* [About this task]: From the data below, return all lines holding the string "отак".

Content starts

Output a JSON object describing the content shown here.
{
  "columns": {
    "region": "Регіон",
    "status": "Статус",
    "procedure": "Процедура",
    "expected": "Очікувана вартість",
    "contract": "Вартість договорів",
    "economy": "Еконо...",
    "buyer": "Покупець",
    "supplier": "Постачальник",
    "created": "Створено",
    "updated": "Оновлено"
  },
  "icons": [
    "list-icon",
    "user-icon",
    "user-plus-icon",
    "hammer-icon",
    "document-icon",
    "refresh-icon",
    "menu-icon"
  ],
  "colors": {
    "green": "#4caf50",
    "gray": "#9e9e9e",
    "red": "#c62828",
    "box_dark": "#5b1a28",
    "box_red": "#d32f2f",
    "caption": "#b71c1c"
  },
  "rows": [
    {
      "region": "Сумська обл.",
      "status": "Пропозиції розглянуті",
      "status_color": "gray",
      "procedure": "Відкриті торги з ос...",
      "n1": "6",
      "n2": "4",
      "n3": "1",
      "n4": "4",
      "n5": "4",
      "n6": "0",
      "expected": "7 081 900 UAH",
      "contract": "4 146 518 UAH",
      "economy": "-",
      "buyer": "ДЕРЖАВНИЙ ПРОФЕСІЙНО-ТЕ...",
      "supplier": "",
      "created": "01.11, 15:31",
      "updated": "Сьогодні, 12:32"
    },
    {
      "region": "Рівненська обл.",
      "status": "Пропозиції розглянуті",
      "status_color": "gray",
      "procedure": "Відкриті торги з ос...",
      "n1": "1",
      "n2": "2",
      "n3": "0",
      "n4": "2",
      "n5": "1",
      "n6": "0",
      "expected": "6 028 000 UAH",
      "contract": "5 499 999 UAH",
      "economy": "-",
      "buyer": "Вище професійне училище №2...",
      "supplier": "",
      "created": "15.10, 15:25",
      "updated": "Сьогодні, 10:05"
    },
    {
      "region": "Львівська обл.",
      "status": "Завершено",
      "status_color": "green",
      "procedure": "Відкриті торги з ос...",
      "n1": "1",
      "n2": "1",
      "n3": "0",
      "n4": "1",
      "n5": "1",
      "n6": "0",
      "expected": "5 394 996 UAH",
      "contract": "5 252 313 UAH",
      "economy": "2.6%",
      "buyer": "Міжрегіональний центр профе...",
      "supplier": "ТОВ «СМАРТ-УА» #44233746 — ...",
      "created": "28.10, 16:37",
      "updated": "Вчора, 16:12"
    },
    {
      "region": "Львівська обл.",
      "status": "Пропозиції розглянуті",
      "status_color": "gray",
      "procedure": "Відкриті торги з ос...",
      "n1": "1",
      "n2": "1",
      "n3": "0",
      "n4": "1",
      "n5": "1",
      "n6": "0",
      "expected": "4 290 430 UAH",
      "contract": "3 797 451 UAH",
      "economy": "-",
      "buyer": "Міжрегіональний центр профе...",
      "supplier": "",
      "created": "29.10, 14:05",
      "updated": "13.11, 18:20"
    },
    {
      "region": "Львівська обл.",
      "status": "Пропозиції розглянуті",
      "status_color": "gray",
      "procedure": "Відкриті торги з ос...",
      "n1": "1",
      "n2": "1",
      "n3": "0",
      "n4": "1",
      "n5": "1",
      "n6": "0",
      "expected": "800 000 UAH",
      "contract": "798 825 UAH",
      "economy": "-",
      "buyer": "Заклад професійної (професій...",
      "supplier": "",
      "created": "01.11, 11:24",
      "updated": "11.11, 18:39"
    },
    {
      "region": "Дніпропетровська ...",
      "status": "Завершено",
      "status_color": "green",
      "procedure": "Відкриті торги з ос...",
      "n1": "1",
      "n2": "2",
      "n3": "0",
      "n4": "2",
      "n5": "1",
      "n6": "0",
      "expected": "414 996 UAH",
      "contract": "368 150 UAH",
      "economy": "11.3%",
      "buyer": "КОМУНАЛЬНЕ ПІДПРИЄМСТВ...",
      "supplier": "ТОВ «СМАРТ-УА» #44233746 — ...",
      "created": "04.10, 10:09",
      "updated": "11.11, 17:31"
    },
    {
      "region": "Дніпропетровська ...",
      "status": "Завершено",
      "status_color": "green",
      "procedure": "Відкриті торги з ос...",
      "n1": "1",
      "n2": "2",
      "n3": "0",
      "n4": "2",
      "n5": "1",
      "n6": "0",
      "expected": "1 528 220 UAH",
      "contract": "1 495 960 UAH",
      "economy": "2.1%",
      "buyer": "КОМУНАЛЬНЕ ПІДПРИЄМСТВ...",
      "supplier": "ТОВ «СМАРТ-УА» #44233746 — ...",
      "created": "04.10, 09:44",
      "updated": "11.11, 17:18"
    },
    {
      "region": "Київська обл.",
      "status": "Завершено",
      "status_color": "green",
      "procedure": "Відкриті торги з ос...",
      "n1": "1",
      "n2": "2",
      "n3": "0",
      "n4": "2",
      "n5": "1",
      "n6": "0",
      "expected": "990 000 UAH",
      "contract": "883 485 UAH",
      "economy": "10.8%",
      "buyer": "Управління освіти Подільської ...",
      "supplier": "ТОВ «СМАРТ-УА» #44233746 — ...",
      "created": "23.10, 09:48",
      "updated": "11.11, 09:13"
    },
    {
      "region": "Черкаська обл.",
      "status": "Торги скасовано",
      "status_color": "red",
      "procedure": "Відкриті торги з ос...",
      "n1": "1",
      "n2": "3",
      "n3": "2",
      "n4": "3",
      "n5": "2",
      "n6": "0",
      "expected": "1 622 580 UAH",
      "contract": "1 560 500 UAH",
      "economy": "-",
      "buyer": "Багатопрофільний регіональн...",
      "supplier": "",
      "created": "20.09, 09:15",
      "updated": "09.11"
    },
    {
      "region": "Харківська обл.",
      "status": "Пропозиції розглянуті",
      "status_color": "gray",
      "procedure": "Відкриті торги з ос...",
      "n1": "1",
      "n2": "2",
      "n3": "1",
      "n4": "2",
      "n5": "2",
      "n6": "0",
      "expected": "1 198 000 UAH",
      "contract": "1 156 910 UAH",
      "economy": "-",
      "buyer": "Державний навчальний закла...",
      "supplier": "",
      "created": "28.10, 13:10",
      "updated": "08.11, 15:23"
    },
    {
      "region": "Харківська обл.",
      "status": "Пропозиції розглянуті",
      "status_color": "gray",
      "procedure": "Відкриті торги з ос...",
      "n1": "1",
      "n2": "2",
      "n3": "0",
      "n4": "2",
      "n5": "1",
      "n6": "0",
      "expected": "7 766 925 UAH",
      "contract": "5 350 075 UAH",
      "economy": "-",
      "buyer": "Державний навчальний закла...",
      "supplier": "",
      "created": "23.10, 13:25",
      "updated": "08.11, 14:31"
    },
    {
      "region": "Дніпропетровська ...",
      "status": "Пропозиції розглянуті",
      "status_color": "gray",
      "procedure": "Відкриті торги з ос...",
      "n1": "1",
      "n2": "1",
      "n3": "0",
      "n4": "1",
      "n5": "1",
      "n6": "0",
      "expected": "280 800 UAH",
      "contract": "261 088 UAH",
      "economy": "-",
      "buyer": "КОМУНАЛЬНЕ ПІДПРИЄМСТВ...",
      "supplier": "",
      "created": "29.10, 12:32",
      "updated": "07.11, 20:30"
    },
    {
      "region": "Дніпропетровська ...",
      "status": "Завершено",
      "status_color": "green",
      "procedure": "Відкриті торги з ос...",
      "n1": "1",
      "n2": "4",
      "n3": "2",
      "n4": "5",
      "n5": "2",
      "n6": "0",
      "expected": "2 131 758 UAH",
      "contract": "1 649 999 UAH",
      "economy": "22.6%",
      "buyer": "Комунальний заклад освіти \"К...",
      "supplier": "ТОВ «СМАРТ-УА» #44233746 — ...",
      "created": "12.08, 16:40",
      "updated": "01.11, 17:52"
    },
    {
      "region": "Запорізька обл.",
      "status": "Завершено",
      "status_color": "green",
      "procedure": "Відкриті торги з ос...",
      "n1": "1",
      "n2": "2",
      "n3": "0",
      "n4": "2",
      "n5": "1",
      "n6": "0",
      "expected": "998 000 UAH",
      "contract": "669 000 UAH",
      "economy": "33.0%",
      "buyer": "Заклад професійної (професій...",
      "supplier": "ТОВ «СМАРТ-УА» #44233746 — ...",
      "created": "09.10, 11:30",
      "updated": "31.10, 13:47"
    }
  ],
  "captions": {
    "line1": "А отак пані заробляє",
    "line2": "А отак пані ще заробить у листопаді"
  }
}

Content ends

* [Answer box]:
    "line1": "А отак пані заробляє",
    "line2": "А отак пані ще заробить у листопаді"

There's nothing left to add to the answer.